Cognitive Problems: A Caregiver's Guide
Cognitive Problems and Caregiving: Specific Issues continued...
Communication problems. If you’re a caregiver, communication with your loved one is crucial – it’s the only way to know if you’re giving him what he needs. But with conditions that cause cognitive problems, even basic communication may be difficult or impossible.
Children with autism often have very delayed speech and some have lifelong difficulty communicating. As MS and Parkinson’s disease progress, they can also diminish a person’s ability to talk. A parent with dementia may be able to speak clearly, but what she says may no longer make much sense.
Caregivers are often forced to guess about what their loved ones with cognitive problems want. That can leave them constantly worried that they’re missing something -- that their loved ones are trying to tell them something that they can’t understand.
Behavior problems. Though behavior problems vary according to the condition and age of the person you’re caring for, people with cognitive disorders may have trouble self-regulating their behavior. Emotional outbursts are common with many cognitive problems. At its worst, a person’s behavior can become violent and dangerous, either to you or to himself.
Cognitive Problems: Tips for Caregivers
So what are some things you can do to improve your loved one’s care – and make things easier for yourself?
Learn about the cause – and how to care for it. Read up on your loved one’s condition and specific caregiving strategies for it. Don’t just rely on instinct. The best caregiving approach will vary. Caring for a father with dementia will be very different from caring for a sister with cancer or a child with Down syndrome.
Create a calm environment. A person with cognitive problems can be easily overwhelmed. So do your best to create a place where she feels safe and comfortable. When your loved one is trying to concentrate on something, limit other distractions like television.
Keep things organized. This can make a big difference for your loved one with cognitive problems. A person with autism may find disorder to be stressful and overwhelming. A parent with dementia might have trouble finding things or quickly lose track of what he’s doing. Keep things uncluttered, with the essentials easy to find. Label drawers and cabinets, so your loved one knows at a glance what’s inside.
Adopt a schedule. People with cognitive problems can really benefit from a routine – it gives them something to rely on in a world that might seem confusing and chaotic.
Be open-minded. When you’re caring for a loved one with a cognitive problem, you might have to mix up your approach from time to time.
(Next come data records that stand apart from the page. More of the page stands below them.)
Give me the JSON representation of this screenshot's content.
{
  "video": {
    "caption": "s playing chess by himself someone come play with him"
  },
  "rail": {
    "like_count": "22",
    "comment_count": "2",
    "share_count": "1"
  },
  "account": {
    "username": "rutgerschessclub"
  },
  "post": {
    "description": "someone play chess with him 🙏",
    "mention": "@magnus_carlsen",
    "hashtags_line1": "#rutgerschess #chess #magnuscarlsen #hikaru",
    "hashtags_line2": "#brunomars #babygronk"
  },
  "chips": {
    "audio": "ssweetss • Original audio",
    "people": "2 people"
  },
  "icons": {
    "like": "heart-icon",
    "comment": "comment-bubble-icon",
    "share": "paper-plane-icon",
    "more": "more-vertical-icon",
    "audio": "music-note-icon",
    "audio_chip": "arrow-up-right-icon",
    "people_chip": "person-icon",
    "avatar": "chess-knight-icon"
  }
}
Your loved one will change -- either as he grows or the disease advances – and some solutions may stop working. Don’t be too rigid to give up a tactic that’s not helping anymore.
Keep it simple. If communicating is difficult, try to keep your language basic. Don’t subject your loved one to a barrage of questions. Ask one at a time and wait for an answer. You can also break down more complex requests into single steps.
Remember that it’s the disease, not the person. Your loved one’s behavior is sure to frustrate, enrage, and hurt you sometimes. That’s natural. But try not to blame him for the changes the disease has caused in him.